Eli Lilly's (NYSE: LLY) animal health division, Elanco, will make a $100 million investment into China Animal Healthcare Ltd. (SG: CAL; HK: 940) (see story). The capital, which will give Elanco a 20% stake in China Animal Health, will be used, in part, to de-list China Animal Health from the Singapore Stock Exchange. China Animal Health IPO'd in Singapore in 2007, and then instituted a secondary listing in Hong Kong in 2010. Elanco said the two companies have set up a framework for future collaborations.
OriGene Technologies acquired the assets of SDIX (NSDQ: SDIX) for $16 million, adding SDIX's signature platform, Advanced Genomic Antibody Technology™, to OriGene's collection of research tools, notably its cDNA library (see story). OriGene has global operations, including three facilities in China, which will give greater visibility to SDIX products. Two weeks ago, OriGene raised $21.3 million from China-focused investors in a C round.
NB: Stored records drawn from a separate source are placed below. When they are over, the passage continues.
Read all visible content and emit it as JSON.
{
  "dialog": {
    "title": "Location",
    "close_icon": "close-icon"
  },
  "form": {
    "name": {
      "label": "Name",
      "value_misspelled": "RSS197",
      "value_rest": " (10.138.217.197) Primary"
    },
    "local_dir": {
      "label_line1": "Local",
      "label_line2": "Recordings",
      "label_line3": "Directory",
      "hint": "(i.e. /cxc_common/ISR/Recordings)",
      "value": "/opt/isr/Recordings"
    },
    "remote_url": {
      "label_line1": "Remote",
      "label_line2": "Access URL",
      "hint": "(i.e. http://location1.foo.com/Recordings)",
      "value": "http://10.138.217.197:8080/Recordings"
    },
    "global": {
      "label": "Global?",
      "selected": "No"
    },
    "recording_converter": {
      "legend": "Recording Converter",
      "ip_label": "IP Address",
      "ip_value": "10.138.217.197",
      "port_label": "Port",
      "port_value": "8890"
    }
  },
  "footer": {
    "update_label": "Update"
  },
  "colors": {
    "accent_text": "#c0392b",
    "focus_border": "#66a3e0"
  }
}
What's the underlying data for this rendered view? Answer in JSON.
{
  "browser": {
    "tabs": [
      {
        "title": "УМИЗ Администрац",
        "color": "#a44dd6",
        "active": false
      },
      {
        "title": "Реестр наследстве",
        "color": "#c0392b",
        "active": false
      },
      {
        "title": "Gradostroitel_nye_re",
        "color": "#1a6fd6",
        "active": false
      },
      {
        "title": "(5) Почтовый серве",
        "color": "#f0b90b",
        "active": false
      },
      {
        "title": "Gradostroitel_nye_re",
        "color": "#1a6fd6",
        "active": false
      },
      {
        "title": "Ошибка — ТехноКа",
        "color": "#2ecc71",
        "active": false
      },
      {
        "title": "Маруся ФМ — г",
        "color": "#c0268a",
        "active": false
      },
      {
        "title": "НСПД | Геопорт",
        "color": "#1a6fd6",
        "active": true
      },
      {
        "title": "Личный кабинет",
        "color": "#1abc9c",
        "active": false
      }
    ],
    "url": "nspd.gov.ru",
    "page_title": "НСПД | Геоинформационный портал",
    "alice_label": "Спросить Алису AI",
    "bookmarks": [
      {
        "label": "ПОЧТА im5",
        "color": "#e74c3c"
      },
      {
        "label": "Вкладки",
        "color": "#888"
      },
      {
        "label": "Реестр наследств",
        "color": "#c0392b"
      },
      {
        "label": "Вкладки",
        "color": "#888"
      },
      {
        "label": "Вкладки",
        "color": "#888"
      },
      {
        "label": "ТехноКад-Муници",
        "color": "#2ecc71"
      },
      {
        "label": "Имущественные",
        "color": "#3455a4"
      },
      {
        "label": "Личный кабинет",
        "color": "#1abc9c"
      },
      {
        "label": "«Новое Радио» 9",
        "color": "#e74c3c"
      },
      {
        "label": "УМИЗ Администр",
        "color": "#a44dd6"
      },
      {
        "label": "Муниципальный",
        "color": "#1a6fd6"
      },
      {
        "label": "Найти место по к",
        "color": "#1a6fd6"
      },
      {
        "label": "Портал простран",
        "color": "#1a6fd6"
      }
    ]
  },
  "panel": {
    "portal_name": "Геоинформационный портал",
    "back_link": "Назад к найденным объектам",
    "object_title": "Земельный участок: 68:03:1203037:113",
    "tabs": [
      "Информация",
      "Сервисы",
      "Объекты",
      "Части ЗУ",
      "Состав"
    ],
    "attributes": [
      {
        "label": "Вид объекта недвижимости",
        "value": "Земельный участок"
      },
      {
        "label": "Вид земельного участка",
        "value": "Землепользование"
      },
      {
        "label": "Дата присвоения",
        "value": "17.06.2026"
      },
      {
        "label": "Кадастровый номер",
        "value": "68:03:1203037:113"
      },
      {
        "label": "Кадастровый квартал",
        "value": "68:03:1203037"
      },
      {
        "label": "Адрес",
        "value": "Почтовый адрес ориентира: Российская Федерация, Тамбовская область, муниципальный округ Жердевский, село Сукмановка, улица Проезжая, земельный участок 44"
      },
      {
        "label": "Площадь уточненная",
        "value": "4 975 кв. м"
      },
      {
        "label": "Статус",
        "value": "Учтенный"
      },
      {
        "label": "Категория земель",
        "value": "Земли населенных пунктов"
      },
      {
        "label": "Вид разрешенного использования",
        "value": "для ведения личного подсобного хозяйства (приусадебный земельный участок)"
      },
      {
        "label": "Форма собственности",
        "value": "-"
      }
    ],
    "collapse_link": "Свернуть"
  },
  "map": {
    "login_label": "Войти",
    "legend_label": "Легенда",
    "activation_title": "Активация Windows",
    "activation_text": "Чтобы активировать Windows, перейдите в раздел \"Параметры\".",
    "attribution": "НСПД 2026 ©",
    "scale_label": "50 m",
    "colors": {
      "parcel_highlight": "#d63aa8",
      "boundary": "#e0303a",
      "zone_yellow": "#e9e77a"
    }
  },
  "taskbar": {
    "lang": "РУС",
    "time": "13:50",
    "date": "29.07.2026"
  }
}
Tong Ren Tang Technologies (HK: 01666), a maker of Traditional Chinese Medicines, is moving forward on its long-term plan to spin off and IPO a subsidiary, TRT Chinese Medicine, on the ChiNext exchange, probably within the next three months. TRT Chinese Medicines is China's largest exporter of TCM products. Details of the offering are not yet available.
The National Center for Drug Screening of China, located in Shanghai's Zhangjiang Hi-Tech Park, will collaborate with PerkinElmer (NYSE: PKI) to validate new diagnostic tests for diabetes in Asian populations (see story). Their partnership will be called the Translational Medicine Collaboration Center. Using next-generation sequencing technologies, the Center will seek to bring personalized medicine concepts to diabetes treatment in China.
Eddingpharm, a Shanghai company, signed a collaboration agreement with GlaxoSmithKline China (NYSE: GSK) that gives Eddingpharm exclusive rights to market and distribute Tykerb in China (see story). Tykerb was recently approved by the SFDA as a treatment for patients with HER2 positive breast cancer. The drug was indicated as a second-line treatment in patients with advanced or metastatic cancer. Terms were not disclosed.
Government and Regulatory
Last week, China issued its new 2012 Essential Drug List, a list that will have a profound effect on the pharmaceutical scene in China. Original research by ChinaBio discovered a revolutionary change in the new rules: China's Ministry of Health told provincial/municipal governments to consider quality - not just price - when choosing a drug supplier for the list. Under the new guidelines, provincial and local governments must provide their citizens with high quality drugs at a reasonable price. For drug companies, the change means that having one of their drugs included on the list can be a positive event, rather than a negative one.
In President Obama's new 2014 budget request, the FDA asked for $4.7 million to carry out inspections of China pharmas that export products to the US during the fiscal year 2014. The request includes funding for nine full-time equivalent employees. In previous years, the agency did not break out separate line items for China drug safety inspections. Once the employees are trained and up to speed, the FDA projects they will conduct 120 inspections per year by 2016.
In the wake of the growing bird flu outbreak, China's SFDA will fast-track approvals of a flu treatment - not a vaccine - known as peramivir. The drug is a neuraminidase inhibitor, which works by preventing the virus from moving from an infected cell to infect other cells. Guangzhou Nanxin Pharma has been approved to produce the medicine, and it expects to begin distributing the drug in 30 days. Other China pharmas have also filed for approval to make the drug or conduct human clinical trials.